From Simple English Wikipedia, the free encyclopedia
Jump to navigation Jump to search
As seen from the orbiting Earth, the Sun appears to move with respect to the stars. The ecliptic is the yearly path the Sun follows on the celestial sphere. This process repeats itself in a cycle lasting a little over365 days

The ecliptic is the apparent path that the Sun traces out in the sky during the year.[1]

The Sun appears to move against the background of stars because the Earth orbits the Sun.
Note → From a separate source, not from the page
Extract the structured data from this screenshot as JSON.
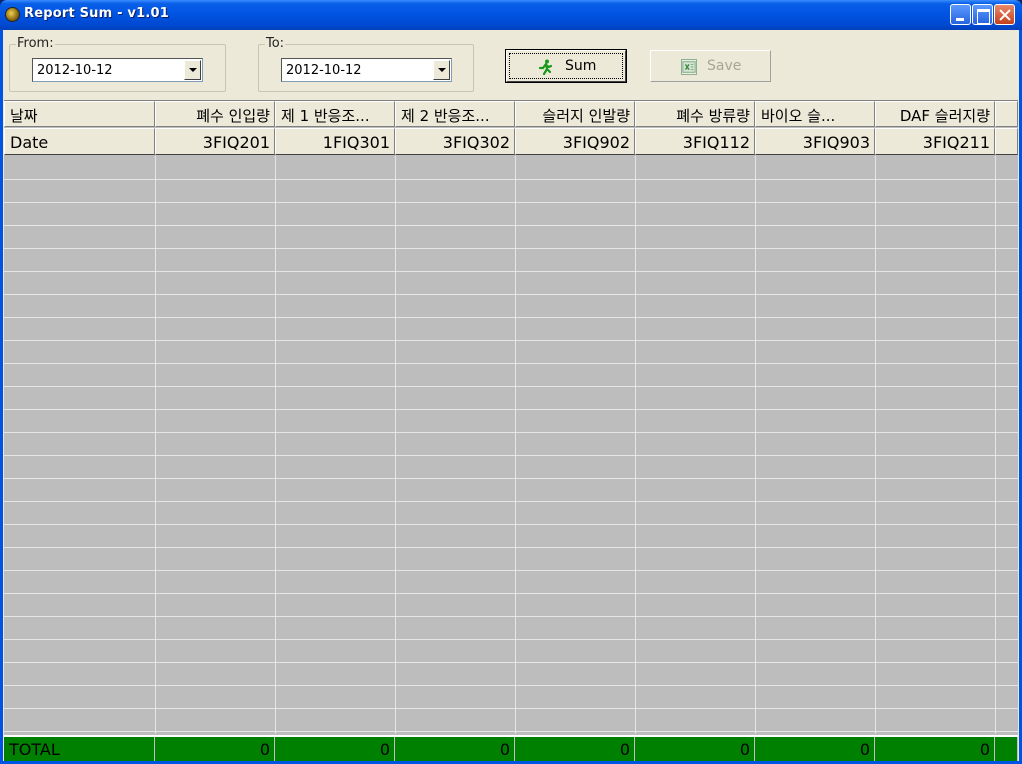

The ecliptic plane should be distinguished from the invariable plane. That is the average plane of the orbits of the planets. The present ecliptic plane is inclined to the invariable ecliptic plane by about 1.5°.

The name ecliptic is derived from being the place where eclipses occur.

References[change | change source]

  1. United States Naval Observatory Nautical Almanac Office; UK Hydrographic Office, HM Nautical Almanac Office (2008). The Astronomical Almanac for the Year 2010. United States Government Publishing Office. p. M5. ISBN 978-0-7077-4082-9.